Circumcision style may help detectives trace slain man’s origin
A traditional Meru circumcision technique could help detectives narrow down their search for the identity of a man whose headless body was found on a dry riverbed in Mati Anduui, Meru County, 19 days ago.
The Nation has learnt that investigators have been informed that the man could have undergone the Tigania cultural circumcision.
The man had been stripped naked and left with a blue sock on his left foot, while one blood-stained left brown shoe and blue underwear lay metres away from the body.
Tigania East police boss Peter Karanja said they suspect the torso and a severed head found on a maize farm in Charuru village, 20km away, belong to one person.
A brown right shoe that was also found at one scene is similar to the one found near the body.
The head, found in shrubs, appeared to have been tossed over the fence from the Muriri-Michimikuru road. A woman who was collecting firewood spotted it.
Also collected on the side of the road, a few metres from the head, was a pair of blood-soaked blue denim trousers and a blue long-sleeved shirt.
The trousers’ left side had been cut from above the knee and had a brown leather belt with the word “boss” inscribed on it.
Mr Karanja said investigators will analyse the man’s fingerprints and find out whether he was registered, while the body parts were taken to the Meru Level Five Hospital mortuary for a postmortem exam and DNA matching.
“We highly believe that this is the same person because even the brown shoes (loafers) are a pair. No one has come forward to report any missing relative but we hope we will establish his identity," Mr Karanja said.
Buuri Chief John Mamira, who was among the first responders to the scene when the headless body was spotted on June 11, agreed that the man was most likely a Meru adult from the Tigania sub-tribe.
“Police should not look far. He is a Tigania man because I know how we circumcise our people. I told the police that they should look for his identity from around Tigania East, West and Central,” he said.
“The man was smartly dressed and probably working-class. He is about 26 to 32 years old, in my assessment.”
Residents were puzzled and shocked by the brutal murder, he said, especially the great lengths the killers went to in an attempt to cover up their tracks.
The killing is believed to have been carried out at the scene where the headless body was found, a torturous terrain teeming with wildlife.
When the Nation visited the murder scene on Tuesday, we spotted fresh elephant dung near the Buathumara and Kiare rivers, where the largest existing land animals invade local farms.
The area has one poorly paved road with rugged igneous rocks and the more remote parts are only accessible by a motorcycle.
Many herders who had built temporary cattle sheds have abandoned them and only visit the area for grazing and then take their livestock home.

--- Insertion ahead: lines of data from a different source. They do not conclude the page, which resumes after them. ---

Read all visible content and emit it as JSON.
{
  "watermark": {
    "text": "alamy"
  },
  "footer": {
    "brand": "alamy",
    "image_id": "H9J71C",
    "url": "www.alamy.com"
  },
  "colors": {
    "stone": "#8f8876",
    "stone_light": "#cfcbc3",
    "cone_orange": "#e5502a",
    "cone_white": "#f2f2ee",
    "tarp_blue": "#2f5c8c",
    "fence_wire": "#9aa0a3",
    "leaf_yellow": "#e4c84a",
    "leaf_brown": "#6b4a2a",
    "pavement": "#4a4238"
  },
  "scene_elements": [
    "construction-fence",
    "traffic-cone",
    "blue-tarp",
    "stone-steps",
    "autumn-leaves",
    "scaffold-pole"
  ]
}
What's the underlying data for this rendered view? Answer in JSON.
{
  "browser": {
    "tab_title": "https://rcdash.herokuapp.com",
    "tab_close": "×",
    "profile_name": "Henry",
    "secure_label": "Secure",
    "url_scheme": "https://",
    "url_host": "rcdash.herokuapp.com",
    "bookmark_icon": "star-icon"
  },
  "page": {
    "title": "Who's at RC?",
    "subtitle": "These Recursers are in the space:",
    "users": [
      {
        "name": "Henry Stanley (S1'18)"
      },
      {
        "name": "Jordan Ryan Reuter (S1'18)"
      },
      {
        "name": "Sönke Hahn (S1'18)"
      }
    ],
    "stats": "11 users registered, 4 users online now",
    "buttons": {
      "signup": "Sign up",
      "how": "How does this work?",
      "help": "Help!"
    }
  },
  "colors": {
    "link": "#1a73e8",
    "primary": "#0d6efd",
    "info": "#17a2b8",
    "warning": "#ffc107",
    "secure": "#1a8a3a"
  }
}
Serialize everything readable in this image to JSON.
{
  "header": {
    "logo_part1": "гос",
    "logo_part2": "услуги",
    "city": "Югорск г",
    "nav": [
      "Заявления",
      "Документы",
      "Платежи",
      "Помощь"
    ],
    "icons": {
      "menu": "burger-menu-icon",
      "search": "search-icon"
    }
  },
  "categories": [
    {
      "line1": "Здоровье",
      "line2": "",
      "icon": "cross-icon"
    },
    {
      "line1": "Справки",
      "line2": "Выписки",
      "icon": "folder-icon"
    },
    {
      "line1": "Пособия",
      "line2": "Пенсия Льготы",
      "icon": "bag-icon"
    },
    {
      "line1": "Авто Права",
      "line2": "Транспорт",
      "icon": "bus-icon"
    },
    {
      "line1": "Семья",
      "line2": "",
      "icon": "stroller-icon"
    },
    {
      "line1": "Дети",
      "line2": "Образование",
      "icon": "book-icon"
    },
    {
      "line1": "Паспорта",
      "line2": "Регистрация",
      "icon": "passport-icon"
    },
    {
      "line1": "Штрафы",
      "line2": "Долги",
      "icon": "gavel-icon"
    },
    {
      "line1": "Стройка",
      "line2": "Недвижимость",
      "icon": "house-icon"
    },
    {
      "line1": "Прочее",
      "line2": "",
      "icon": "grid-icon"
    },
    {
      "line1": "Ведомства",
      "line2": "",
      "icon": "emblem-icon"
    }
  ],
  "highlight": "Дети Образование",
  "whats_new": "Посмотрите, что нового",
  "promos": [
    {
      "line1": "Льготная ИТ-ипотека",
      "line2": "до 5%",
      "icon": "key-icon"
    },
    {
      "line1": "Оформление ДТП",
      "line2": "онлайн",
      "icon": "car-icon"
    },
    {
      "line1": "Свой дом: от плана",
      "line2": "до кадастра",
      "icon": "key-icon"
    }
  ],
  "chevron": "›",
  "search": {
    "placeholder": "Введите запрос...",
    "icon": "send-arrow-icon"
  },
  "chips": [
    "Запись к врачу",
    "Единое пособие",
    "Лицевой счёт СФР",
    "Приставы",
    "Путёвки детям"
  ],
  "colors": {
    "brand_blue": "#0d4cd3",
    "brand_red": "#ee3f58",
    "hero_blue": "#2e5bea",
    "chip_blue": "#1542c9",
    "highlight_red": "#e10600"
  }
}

“This person must have been brought there by a person or people who know the area well. Only herders and farmers come here,” Chief Mamira said.
“I’m certain that once we identify the deceased, the suspects will be from this area… Maybe the body was left there to be eaten by wild animals.”
Police are also pursuing the theory that it was a contract killing, where it is thought that hitmen carried the head for a long distance “to show it to their client”.